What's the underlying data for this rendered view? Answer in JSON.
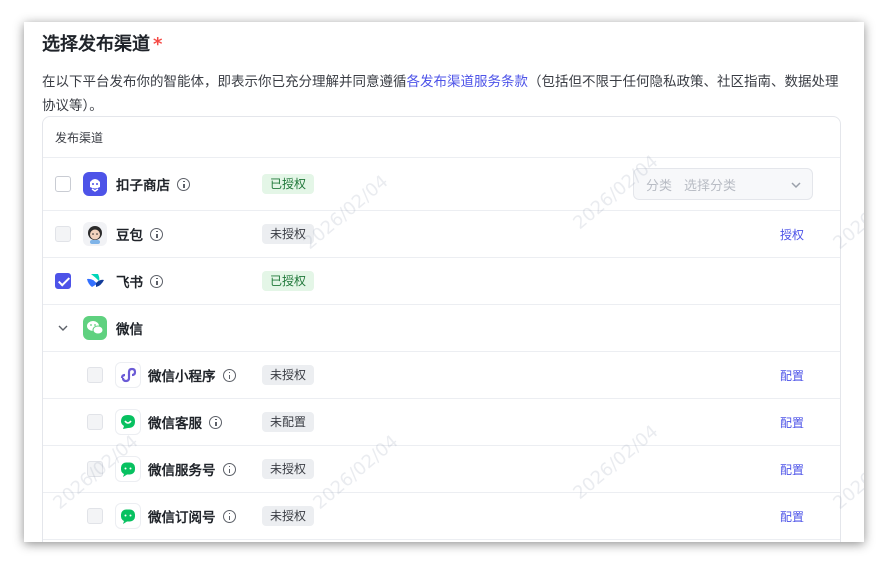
{
  "header": {
    "title": "选择发布渠道",
    "required_mark": "*",
    "desc_prefix": "在以下平台发布你的智能体，即表示你已充分理解并同意遵循",
    "desc_link": "各发布渠道服务条款",
    "desc_suffix": "（包括但不限于任何隐私政策、社区指南、数据处理协议等）。"
  },
  "table": {
    "header_label": "发布渠道",
    "category_select": {
      "label": "分类",
      "placeholder": "选择分类"
    },
    "rows": [
      {
        "name": "扣子商店",
        "status": "已授权",
        "checked": false,
        "icon": "coze-store-icon"
      },
      {
        "name": "豆包",
        "status": "未授权",
        "checked": false,
        "action": "授权",
        "icon": "doubao-icon"
      },
      {
        "name": "飞书",
        "status": "已授权",
        "checked": true,
        "icon": "feishu-icon"
      },
      {
        "name": "微信",
        "group": true,
        "expanded": true,
        "icon": "wechat-icon"
      }
    ],
    "sub_rows": [
      {
        "name": "微信小程序",
        "status": "未授权",
        "action": "配置",
        "icon": "mini-program-icon"
      },
      {
        "name": "微信客服",
        "status": "未配置",
        "action": "配置",
        "icon": "wechat-customer-service-icon"
      },
      {
        "name": "微信服务号",
        "status": "未授权",
        "action": "配置",
        "icon": "wechat-service-account-icon"
      },
      {
        "name": "微信订阅号",
        "status": "未授权",
        "action": "配置",
        "icon": "wechat-subscription-icon"
      }
    ]
  },
  "watermark": {
    "text": "2026/02/04"
  },
  "colors": {
    "accent": "#4d53e8",
    "authorized_bg": "#e4f6e7",
    "authorized_fg": "#20783a",
    "wechat_green": "#07c160"
  }
}
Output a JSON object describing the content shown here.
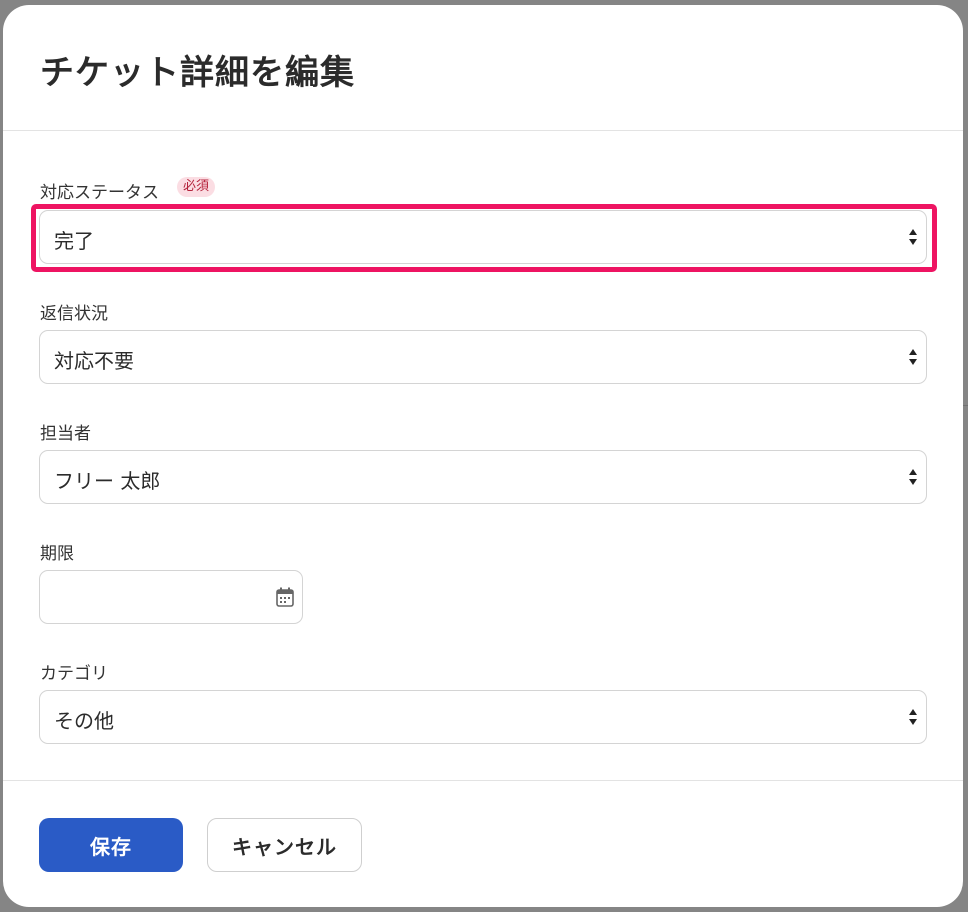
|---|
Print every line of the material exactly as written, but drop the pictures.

• Answer:
What's the underlying data for this rendered view? Answer in JSON.
{
  "header": {
    "title": "选择发布渠道",
    "required_mark": "*",
    "desc_prefix": "在以下平台发布你的智能体，即表示你已充分理解并同意遵循",
    "desc_link": "各发布渠道服务条款",
    "desc_suffix": "（包括但不限于任何隐私政策、社区指南、数据处理协议等）。"
  },
  "table": {
    "header_label": "发布渠道",
    "category_select": {
      "label": "分类",
      "placeholder": "选择分类"
    },
    "rows": [
      {
        "name": "扣子商店",
        "status": "已授权",
        "checked": false,
        "icon": "coze-store-icon"
      },
      {
        "name": "豆包",
        "status": "未授权",
        "checked": false,
        "action": "授权",
        "icon": "doubao-icon"
      },
      {
        "name": "飞书",
        "status": "已授权",
        "checked": true,
        "icon": "feishu-icon"
      },
      {
        "name": "微信",
        "group": true,
        "expanded": true,
        "icon": "wechat-icon"
      }
    ],
    "sub_rows": [
      {
        "name": "微信小程序",
        "status": "未授权",
        "action": "配置",
        "icon": "mini-program-icon"
      },
      {
        "name": "微信客服",
        "status": "未配置",
        "action": "配置",
        "icon": "wechat-customer-service-icon"
      },
      {
        "name": "微信服务号",
        "status": "未授权",
        "action": "配置",
        "icon": "wechat-service-account-icon"
      },
      {
        "name": "微信订阅号",
        "status": "未授权",
        "action": "配置",
        "icon": "wechat-subscription-icon"
      }
    ]
  },
  "watermark": {
    "text": "2026/02/04"
  },
  "colors": {
    "accent": "#4d53e8",
    "authorized_bg": "#e4f6e7",
    "authorized_fg": "#20783a",
    "wechat_green": "#07c160"
  }
}
Output a JSON object describing the content shown here.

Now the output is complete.